(Data listing)
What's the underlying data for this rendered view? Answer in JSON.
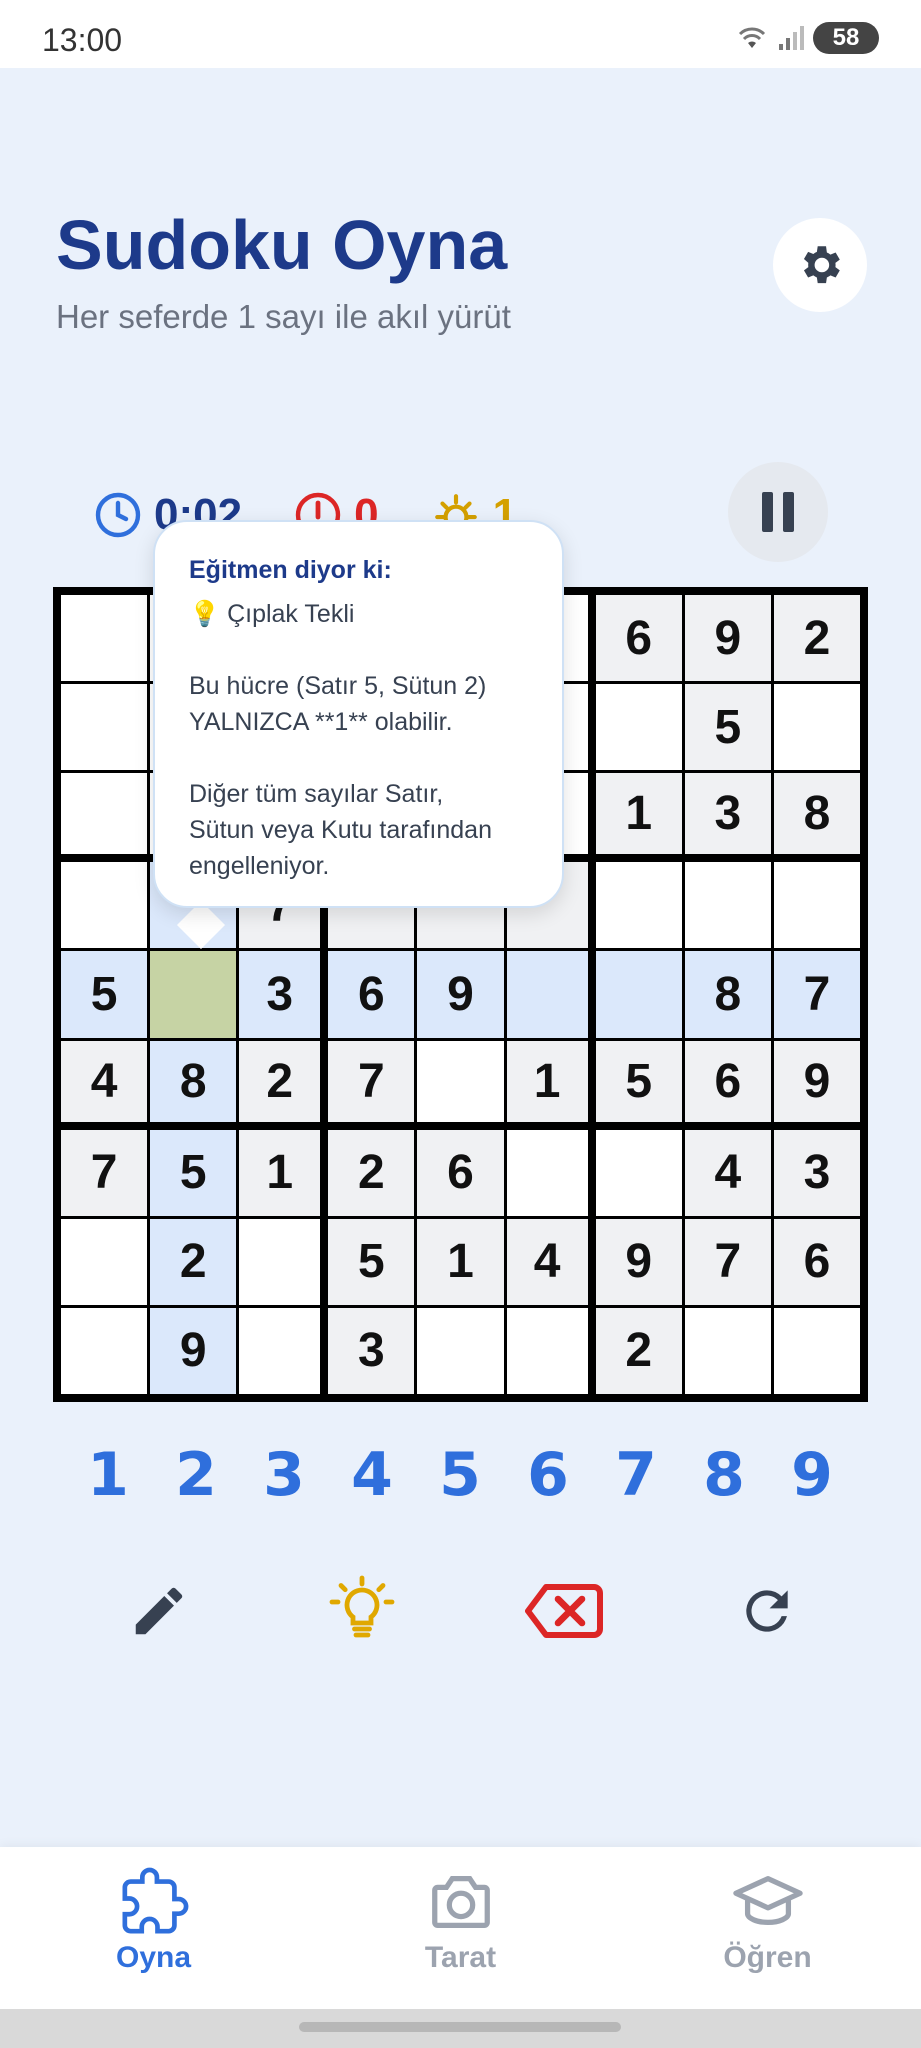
{
  "status": {
    "time": "13:00",
    "battery": "58"
  },
  "header": {
    "title": "Sudoku Oyna",
    "subtitle": "Her seferde 1 sayı ile akıl yürüt",
    "settings_icon": "gear-icon"
  },
  "stats": {
    "time": "0:02",
    "errors": "0",
    "hints": "1"
  },
  "tooltip": {
    "heading": "Eğitmen diyor ki:",
    "technique": "💡 Çıplak Tekli",
    "body1": "Bu hücre (Satır 5, Sütun 2)\nYALNIZCA **1** olabilir.",
    "body2": "Diğer tüm sayılar Satır,\nSütun veya Kutu tarafından\nengelleniyor."
  },
  "board": [
    [
      "",
      "",
      "",
      "",
      "",
      "",
      "6",
      "9",
      "2"
    ],
    [
      "",
      "",
      "",
      "",
      "",
      "",
      "",
      "5",
      ""
    ],
    [
      "",
      "",
      "",
      "",
      "",
      "",
      "1",
      "3",
      "8"
    ],
    [
      "",
      "",
      "7",
      "",
      "",
      "",
      "",
      "",
      ""
    ],
    [
      "5",
      "",
      "3",
      "6",
      "9",
      "",
      "",
      "8",
      "7"
    ],
    [
      "4",
      "8",
      "2",
      "7",
      "",
      "1",
      "5",
      "6",
      "9"
    ],
    [
      "7",
      "5",
      "1",
      "2",
      "6",
      "",
      "",
      "4",
      "3"
    ],
    [
      "",
      "2",
      "",
      "5",
      "1",
      "4",
      "9",
      "7",
      "6"
    ],
    [
      "",
      "9",
      "",
      "3",
      "",
      "",
      "2",
      "",
      ""
    ]
  ],
  "cell_styles": [
    [
      "w",
      "w",
      "g",
      "w",
      "w",
      "w",
      "g",
      "g",
      "g"
    ],
    [
      "w",
      "w",
      "w",
      "w",
      "w",
      "w",
      "w",
      "g",
      "w"
    ],
    [
      "w",
      "w",
      "w",
      "w",
      "w",
      "w",
      "g",
      "g",
      "g"
    ],
    [
      "w",
      "h",
      "g",
      "g",
      "g",
      "g",
      "w",
      "w",
      "w"
    ],
    [
      "h",
      "sel",
      "h",
      "h",
      "h",
      "h",
      "h",
      "h",
      "h"
    ],
    [
      "g",
      "h",
      "g",
      "g",
      "w",
      "g",
      "g",
      "g",
      "g"
    ],
    [
      "g",
      "h",
      "g",
      "g",
      "g",
      "w",
      "w",
      "g",
      "g"
    ],
    [
      "w",
      "h",
      "w",
      "g",
      "g",
      "g",
      "g",
      "g",
      "g"
    ],
    [
      "w",
      "h",
      "w",
      "g",
      "w",
      "w",
      "g",
      "w",
      "w"
    ]
  ],
  "number_pad": [
    "1",
    "2",
    "3",
    "4",
    "5",
    "6",
    "7",
    "8",
    "9"
  ],
  "actions": [
    {
      "name": "pencil-icon"
    },
    {
      "name": "lightbulb-icon"
    },
    {
      "name": "erase-icon"
    },
    {
      "name": "refresh-icon"
    }
  ],
  "nav": {
    "items": [
      {
        "label": "Oyna",
        "icon": "puzzle-icon",
        "active": true
      },
      {
        "label": "Tarat",
        "icon": "camera-icon",
        "active": false
      },
      {
        "label": "Öğren",
        "icon": "graduation-cap-icon",
        "active": false
      }
    ]
  },
  "colors": {
    "accent": "#2f6fdc",
    "title": "#1d3a8a",
    "error": "#dc2626",
    "hint": "#d4a000",
    "selected": "#c6d3a4",
    "highlight": "#dbe8fb"
  }
}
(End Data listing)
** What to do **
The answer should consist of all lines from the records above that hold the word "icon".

** Exercise response **
    "settings_icon": "gear-icon"
      "name": "pencil-icon"
      "name": "lightbulb-icon"
      "name": "erase-icon"
      "name": "refresh-icon"
        "icon": "puzzle-icon",
        "icon": "camera-icon",
        "icon": "graduation-cap-icon",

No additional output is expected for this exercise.